Aim of the exercise:
Among the records, which lines include "关键差异"? List them.

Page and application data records
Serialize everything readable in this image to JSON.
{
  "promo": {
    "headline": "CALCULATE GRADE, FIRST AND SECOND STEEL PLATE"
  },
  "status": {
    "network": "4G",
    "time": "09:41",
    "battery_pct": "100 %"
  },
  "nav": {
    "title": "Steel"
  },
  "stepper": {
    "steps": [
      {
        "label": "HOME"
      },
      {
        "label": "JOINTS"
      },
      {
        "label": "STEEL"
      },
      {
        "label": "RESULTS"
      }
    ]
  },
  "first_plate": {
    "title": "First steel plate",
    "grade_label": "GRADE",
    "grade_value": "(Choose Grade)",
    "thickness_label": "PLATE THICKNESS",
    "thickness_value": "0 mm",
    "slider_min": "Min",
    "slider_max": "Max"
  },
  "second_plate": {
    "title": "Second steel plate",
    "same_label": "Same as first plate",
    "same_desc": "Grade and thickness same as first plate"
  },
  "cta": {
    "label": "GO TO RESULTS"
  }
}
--
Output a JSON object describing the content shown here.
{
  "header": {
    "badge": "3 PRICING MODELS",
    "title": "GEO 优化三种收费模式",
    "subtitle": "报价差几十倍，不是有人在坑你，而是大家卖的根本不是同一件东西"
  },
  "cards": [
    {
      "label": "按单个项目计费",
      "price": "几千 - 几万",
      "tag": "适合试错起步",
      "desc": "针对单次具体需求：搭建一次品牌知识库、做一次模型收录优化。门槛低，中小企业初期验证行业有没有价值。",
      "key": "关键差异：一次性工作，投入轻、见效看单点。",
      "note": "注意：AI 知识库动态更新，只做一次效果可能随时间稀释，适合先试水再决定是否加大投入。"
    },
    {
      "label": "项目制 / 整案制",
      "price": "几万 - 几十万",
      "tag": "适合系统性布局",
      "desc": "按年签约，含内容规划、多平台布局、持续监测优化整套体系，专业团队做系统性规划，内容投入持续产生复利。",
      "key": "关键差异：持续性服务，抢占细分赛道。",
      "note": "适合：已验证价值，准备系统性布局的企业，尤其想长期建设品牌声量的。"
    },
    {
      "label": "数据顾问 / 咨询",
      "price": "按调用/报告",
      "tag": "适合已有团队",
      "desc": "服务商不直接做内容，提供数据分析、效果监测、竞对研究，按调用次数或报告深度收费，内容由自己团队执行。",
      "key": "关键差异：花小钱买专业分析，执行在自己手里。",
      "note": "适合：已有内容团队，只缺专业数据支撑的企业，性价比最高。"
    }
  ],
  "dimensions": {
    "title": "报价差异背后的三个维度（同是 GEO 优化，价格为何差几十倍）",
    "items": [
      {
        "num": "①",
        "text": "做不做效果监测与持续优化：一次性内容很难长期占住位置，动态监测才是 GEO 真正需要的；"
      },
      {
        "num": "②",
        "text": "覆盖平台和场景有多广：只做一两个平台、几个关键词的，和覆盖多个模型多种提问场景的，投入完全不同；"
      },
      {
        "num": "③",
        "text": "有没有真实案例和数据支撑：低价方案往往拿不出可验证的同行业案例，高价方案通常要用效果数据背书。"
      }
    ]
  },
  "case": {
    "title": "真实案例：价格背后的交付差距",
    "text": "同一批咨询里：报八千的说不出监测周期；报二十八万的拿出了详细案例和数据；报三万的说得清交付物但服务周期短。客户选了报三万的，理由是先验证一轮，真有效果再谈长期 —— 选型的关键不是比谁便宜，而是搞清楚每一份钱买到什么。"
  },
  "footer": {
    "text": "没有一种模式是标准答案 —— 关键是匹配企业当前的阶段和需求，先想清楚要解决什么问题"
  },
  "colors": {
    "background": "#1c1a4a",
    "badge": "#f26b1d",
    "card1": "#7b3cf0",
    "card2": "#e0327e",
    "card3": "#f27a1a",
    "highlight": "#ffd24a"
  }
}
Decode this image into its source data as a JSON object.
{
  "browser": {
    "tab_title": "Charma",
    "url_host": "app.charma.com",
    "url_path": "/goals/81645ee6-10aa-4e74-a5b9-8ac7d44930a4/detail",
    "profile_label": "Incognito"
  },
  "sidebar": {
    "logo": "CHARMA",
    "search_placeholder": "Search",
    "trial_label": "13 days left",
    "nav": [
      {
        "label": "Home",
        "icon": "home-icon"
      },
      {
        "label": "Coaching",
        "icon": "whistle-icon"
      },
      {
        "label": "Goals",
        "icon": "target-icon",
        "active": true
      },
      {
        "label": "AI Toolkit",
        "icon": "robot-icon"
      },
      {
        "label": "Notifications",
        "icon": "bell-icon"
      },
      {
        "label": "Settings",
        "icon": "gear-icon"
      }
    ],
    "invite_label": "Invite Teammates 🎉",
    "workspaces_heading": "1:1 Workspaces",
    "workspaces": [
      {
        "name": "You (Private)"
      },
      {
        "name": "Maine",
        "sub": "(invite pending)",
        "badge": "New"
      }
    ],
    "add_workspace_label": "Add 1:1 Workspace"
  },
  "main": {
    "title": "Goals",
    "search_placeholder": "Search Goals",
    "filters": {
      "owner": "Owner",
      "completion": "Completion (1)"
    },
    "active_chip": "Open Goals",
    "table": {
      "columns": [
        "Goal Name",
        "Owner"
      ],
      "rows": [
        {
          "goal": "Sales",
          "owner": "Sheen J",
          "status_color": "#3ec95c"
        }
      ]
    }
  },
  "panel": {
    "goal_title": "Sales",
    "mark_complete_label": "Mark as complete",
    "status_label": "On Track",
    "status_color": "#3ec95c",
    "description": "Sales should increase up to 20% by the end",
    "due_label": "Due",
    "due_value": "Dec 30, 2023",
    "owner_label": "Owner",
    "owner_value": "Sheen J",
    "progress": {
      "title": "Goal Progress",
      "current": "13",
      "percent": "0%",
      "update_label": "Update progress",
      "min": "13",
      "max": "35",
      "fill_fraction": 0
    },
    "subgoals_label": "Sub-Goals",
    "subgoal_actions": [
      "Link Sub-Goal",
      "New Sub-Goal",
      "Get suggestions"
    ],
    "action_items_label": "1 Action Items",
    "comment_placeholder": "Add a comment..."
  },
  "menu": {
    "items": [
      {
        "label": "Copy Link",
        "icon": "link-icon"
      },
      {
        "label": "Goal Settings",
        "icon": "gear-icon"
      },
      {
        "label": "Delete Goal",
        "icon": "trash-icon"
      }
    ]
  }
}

Solution to the exercise:
      "key": "关键差异：一次性工作，投入轻、见效看单点。",
      "key": "关键差异：持续性服务，抢占细分赛道。",
      "key": "关键差异：花小钱买专业分析，执行在自己手里。",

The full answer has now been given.